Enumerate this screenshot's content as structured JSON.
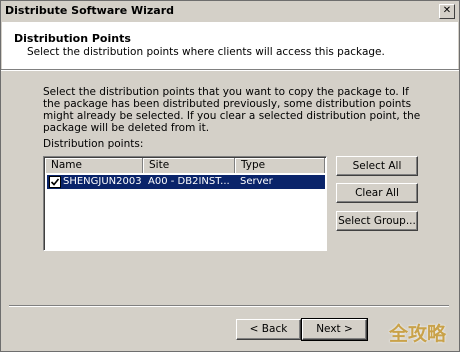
{
  "window": {
    "title": "Distribute Software Wizard",
    "close_glyph": "✕"
  },
  "header": {
    "title": "Distribution Points",
    "subtitle": "Select the distribution points where clients will access this package."
  },
  "body": {
    "description": "Select the distribution points that you want to copy the package to. If the package has been distributed previously, some distribution points might already be selected. If you clear a selected distribution point, the package will be deleted from it.",
    "list_label": "Distribution points:",
    "columns": [
      "Name",
      "Site",
      "Type"
    ],
    "rows": [
      {
        "checked": true,
        "name": "SHENGJUN2003",
        "site": "A00 - DB2INST...",
        "type": "Server"
      }
    ]
  },
  "buttons": {
    "select_all": "Select All",
    "clear_all": "Clear All",
    "select_group": "Select Group...",
    "back": "< Back",
    "next": "Next >"
  },
  "watermark": "全攻略"
}
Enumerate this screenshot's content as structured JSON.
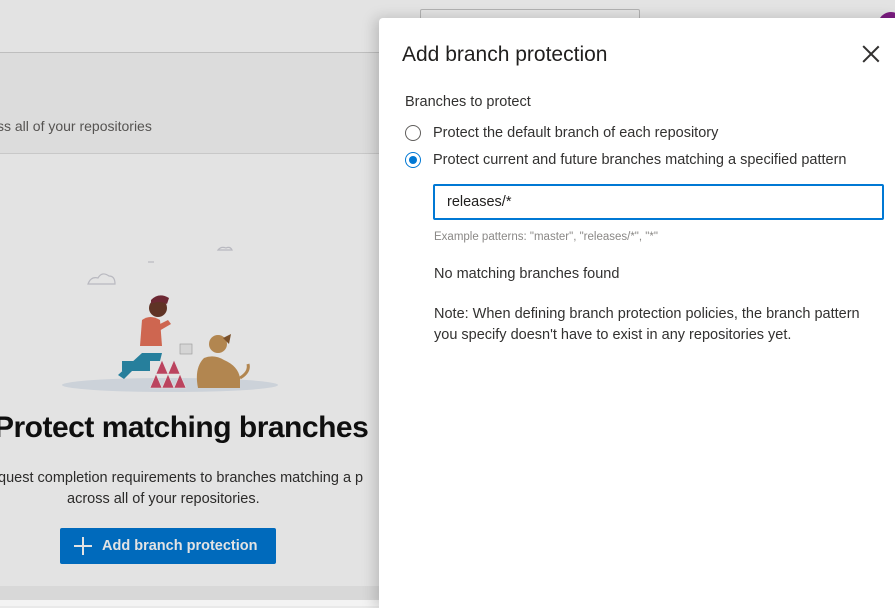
{
  "background": {
    "subtitle": "ss all of your repositories",
    "empty_state": {
      "heading": "Protect matching branches",
      "description_line1": "quest completion requirements to branches matching a p",
      "description_line2": "across all of your repositories.",
      "add_button_label": "Add branch protection"
    }
  },
  "panel": {
    "title": "Add branch protection",
    "section_label": "Branches to protect",
    "options": [
      {
        "label": "Protect the default branch of each repository",
        "selected": false
      },
      {
        "label": "Protect current and future branches matching a specified pattern",
        "selected": true
      }
    ],
    "pattern_input": {
      "value": "releases/*"
    },
    "example_text": "Example patterns: \"master\", \"releases/*\", \"*\"",
    "no_match_text": "No matching branches found",
    "note_text": "Note: When defining branch protection policies, the branch pattern you specify doesn't have to exist in any repositories yet."
  },
  "colors": {
    "accent": "#0078d4",
    "avatar": "#8a1f8f"
  }
}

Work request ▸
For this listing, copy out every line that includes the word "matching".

Answer box ▸
      "heading": "Protect matching branches",
      "description_line1": "quest completion requirements to branches matching a p",
        "label": "Protect current and future branches matching a specified pattern",
    "no_match_text": "No matching branches found",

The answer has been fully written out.